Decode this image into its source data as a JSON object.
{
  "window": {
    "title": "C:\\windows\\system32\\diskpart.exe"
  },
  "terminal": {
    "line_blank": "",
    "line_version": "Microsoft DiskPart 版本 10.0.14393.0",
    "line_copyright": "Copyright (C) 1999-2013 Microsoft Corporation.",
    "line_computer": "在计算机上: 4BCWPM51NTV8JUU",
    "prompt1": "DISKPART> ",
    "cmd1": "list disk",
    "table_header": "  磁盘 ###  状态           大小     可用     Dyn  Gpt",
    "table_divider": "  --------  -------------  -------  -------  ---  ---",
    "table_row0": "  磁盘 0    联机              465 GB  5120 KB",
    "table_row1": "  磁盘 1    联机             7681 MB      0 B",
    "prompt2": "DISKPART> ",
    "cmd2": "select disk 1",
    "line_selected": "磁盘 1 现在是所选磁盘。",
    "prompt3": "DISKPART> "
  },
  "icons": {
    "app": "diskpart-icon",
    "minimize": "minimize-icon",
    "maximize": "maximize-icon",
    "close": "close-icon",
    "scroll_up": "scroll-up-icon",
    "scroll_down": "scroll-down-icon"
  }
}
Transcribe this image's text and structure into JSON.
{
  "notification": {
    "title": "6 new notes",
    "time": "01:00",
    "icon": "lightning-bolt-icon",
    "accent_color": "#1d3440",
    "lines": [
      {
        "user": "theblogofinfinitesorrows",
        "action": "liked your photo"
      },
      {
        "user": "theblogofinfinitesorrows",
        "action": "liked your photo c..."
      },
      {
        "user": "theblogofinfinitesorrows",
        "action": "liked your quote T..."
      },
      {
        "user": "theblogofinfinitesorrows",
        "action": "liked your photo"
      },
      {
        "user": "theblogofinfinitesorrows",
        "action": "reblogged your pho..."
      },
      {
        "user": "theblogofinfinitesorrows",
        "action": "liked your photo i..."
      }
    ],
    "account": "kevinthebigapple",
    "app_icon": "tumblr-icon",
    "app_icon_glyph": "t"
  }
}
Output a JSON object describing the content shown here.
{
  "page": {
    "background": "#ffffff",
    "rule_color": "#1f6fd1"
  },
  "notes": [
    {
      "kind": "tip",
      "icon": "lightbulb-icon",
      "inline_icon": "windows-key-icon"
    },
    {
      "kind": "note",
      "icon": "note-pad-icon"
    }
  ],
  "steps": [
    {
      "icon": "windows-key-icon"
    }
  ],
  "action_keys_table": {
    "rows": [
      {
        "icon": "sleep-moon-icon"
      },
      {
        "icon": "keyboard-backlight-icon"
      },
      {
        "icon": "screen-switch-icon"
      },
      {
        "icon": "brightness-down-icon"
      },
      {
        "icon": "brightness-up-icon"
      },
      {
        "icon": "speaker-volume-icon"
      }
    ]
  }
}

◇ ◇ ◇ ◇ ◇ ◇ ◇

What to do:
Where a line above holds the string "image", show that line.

Finished exercise:
Decode this image into its source data as a JSON object.
Transcribe this image's text and structure into JSON.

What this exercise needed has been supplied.